Written by Dr. James Lehmann on 07/24/17

Adenoviral conjunctivitis, more commonly known as “pink eye,” is a frequently encountered problem at Focal Point Vision. Adenovirus is present in the environment in over 40 subtypes, and can cause a variety of health problems including respiratory and gastrointestinal infections.

When adenovirus infects the eye, the patient notices redness, tearing, itching, irritation, crusting, and sometimes eyelid swelling. Typically the infection starts in one eye, then spreads to affect the other eye within a few days. Patients may also notice a tender lymph node in front of the ear on one or both sides. Often there is a history of recently having had an upper respiratory infection or of having a friend or family member with a red eye.

The examining ophthalmologist typically notices a “lumpy bumpy” appearance of the conjunctiva called “follicular conjunctivitis” and sometimes sees swollen conjunctiva (“chemosis”) or red patches caused by broken blood vessels (“subconjunctival hemorrhage”).

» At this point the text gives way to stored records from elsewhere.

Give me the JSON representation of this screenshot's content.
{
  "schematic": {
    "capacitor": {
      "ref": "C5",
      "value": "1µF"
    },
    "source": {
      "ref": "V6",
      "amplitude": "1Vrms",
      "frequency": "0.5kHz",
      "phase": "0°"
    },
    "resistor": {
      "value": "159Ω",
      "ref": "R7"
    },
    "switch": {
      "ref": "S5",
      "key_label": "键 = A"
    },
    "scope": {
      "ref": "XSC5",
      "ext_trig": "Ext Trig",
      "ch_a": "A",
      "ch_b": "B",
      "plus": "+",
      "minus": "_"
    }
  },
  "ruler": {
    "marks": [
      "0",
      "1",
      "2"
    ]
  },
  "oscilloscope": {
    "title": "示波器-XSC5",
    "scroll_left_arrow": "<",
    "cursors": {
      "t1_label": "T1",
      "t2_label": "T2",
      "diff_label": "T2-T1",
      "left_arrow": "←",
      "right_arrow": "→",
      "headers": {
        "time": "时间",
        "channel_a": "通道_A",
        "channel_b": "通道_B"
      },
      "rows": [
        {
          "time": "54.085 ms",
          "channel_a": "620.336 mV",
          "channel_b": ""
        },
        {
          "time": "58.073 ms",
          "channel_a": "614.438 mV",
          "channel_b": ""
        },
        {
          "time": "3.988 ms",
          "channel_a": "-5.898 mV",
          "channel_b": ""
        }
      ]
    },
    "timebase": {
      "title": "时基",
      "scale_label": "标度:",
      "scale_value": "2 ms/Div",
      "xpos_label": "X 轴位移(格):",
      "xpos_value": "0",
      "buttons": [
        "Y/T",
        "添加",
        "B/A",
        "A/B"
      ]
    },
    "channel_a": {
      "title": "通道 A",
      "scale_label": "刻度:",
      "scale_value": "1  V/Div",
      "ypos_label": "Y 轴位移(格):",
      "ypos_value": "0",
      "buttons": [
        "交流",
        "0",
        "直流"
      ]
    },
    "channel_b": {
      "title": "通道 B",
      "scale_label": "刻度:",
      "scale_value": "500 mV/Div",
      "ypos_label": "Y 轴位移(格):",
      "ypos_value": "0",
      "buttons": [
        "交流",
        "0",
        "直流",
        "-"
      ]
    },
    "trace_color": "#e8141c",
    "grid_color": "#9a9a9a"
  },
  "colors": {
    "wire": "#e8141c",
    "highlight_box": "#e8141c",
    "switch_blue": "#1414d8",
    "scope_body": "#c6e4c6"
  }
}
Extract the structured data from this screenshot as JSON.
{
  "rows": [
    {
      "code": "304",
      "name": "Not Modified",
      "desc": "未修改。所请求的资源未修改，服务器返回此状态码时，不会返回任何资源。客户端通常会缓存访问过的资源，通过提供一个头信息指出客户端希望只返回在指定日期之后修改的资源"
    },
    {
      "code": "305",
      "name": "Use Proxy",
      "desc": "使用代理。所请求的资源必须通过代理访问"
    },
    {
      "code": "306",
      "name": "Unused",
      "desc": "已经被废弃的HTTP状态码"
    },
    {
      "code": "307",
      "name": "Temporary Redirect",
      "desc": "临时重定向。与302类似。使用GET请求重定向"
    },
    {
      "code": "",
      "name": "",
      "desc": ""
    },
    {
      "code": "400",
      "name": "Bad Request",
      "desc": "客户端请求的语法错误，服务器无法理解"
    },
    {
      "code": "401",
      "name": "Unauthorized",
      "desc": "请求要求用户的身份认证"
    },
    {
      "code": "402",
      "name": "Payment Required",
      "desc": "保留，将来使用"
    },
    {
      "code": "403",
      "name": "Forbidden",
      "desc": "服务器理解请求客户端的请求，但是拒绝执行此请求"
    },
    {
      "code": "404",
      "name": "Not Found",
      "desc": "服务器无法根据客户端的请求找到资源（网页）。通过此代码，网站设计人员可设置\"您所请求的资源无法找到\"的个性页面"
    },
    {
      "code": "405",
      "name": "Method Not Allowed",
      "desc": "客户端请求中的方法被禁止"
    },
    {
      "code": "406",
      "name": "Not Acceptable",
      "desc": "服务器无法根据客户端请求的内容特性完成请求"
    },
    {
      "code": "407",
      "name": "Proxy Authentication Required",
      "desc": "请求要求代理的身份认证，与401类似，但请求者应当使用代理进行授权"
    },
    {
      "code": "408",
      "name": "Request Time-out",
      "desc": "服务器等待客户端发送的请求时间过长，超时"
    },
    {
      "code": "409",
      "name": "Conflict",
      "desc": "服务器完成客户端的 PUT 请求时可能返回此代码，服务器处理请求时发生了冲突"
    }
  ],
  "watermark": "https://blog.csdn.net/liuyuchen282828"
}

Certain subtypes of adenoviral conjunctivitis are particularly severe, causing additional symptoms and termed epidemic keratoconjunctivitis, or EKC. Patients with EKC are often light sensitive and have blurred vision because of a strong reaction by the immune system in the cornea. They can also have yellowish “pseudomembranes” that form on the insides of the eyelids.

Adenovirus is highly contagious and is spread by contact with the tears, so patients should wash their hands frequently and refrain from shaking hands with other people during the infection. Like the common cold, there is no treatment that reliably shortens the course of an adenoviral infection. Treatment is geared toward relieving symptoms, and usually consists of cool compresses and cold artificial tears. In more severe cases of EKC, topical and even oral steroids are sometimes necessary to reduce inflammation. If you have any questions on Pink Eye, or any eye issues contact Focal Point Vision today: 210-614-3600